- The site has been home to various industrial activities, including a foundry, for well over 100 years. Fill derived from these activities extends from three- to 11- feet deep under the site and much of the surrounding area.
- The site was the primary manufacturing plant for Sikorsky Aircraft Division of United Aircraft Corporation (now United Technologies Corporation) from 1943 until 1955, when production moved to Stratford, CT. Since then, the Bridgeport site has been used mainly for repair and manufacture of helicopter blades.
Today, the Bridgeport site includes six large buildings and six smaller outbuildings, an inactive flight field, and eight acres of parking. The locations of several former buildings have been graded and paved with asphalt, although underground utilities, slabs and foundations were left in place.
Past activities at the site resulted in the release primarily of the solvent tetrachloroethene (PCE) and polychlorinated biphenyls (PCBs).
Since 1988 106 areas of concern have been identified at the site, 29 of which required either remediation or introduction of land-use controls.
- Soil at six areas of concern was excavated and transported off-site for appropriate disposal; three areas where polychlorinated biphenyls (PCBs) were detected above 10 ppm were either excavated, or consolidated and capped in place. Lockheed Martin plans to voluntarily remove the remaining consolidated PCB-impacted soil where the PCB concentration exceeds 10 ppm in 2018.
- Fill covering the site contained several contamination hot spots. The affected soil was excavated and disposed of at a licensed landfill. The pavement in several areas was upgraded to provide a more secure cap, and landscaping covers other areas.
- Soil vapor in three areas beneath the main manufacturing buildings exceeded criteria for several volatile organic compounds; these were reduced using vapor extraction systems.
- A plume contaminated with a solvent that most likely came from a leaking tank (the tank was removed), was found in groundwater perched atop the layer of silt and clay that underlies a portion of the Bridgeport site. While the levels of the contaminant are below surface water protection standards, and the Connecticut Department of Energy and Environmental Protection (CT DEEP) notes no further action is required for this plume, Lockheed Martin is voluntarily investigating ways to further remediate the condition.
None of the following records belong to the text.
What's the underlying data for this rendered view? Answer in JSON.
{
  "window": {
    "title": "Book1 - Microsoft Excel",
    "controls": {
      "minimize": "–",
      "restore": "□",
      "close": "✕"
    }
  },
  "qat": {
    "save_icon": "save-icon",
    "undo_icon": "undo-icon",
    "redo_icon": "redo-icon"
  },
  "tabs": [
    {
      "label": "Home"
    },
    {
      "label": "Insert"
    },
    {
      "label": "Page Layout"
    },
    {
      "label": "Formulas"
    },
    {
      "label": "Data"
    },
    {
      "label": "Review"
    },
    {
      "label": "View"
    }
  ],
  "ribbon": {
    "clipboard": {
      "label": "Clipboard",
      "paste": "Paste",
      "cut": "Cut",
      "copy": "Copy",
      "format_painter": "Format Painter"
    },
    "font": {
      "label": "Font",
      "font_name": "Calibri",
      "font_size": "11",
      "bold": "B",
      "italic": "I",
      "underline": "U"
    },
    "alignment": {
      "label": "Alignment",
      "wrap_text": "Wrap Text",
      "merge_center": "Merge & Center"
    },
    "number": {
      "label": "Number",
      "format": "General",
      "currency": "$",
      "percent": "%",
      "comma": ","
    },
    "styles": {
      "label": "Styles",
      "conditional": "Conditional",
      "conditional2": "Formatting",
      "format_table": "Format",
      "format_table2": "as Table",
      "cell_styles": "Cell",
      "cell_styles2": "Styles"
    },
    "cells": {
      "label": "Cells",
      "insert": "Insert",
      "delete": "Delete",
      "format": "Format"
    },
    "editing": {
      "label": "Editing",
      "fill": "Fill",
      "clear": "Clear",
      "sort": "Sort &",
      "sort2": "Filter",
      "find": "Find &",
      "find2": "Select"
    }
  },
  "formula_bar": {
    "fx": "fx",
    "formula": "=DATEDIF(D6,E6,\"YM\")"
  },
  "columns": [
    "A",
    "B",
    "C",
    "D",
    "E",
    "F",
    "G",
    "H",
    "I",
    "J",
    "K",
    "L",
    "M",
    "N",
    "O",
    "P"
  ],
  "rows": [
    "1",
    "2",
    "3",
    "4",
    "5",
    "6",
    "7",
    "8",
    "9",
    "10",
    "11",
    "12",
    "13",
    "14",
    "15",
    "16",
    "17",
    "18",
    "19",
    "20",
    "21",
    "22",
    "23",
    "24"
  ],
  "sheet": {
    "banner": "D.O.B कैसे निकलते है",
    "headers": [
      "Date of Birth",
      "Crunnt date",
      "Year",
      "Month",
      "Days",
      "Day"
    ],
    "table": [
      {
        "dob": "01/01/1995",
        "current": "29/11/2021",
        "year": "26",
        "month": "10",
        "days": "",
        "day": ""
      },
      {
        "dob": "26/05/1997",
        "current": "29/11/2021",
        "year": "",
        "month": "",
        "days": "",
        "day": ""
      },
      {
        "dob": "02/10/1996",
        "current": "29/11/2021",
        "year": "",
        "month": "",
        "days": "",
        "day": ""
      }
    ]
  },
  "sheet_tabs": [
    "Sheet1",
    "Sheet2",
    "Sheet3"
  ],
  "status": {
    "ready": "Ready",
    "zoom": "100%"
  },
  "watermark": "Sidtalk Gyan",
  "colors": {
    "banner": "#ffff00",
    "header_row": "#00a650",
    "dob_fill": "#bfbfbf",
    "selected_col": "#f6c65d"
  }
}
Groundwater and soil vapor at the site is monitored on a 15-month schedule and results are provided to the Connecticut DEEP.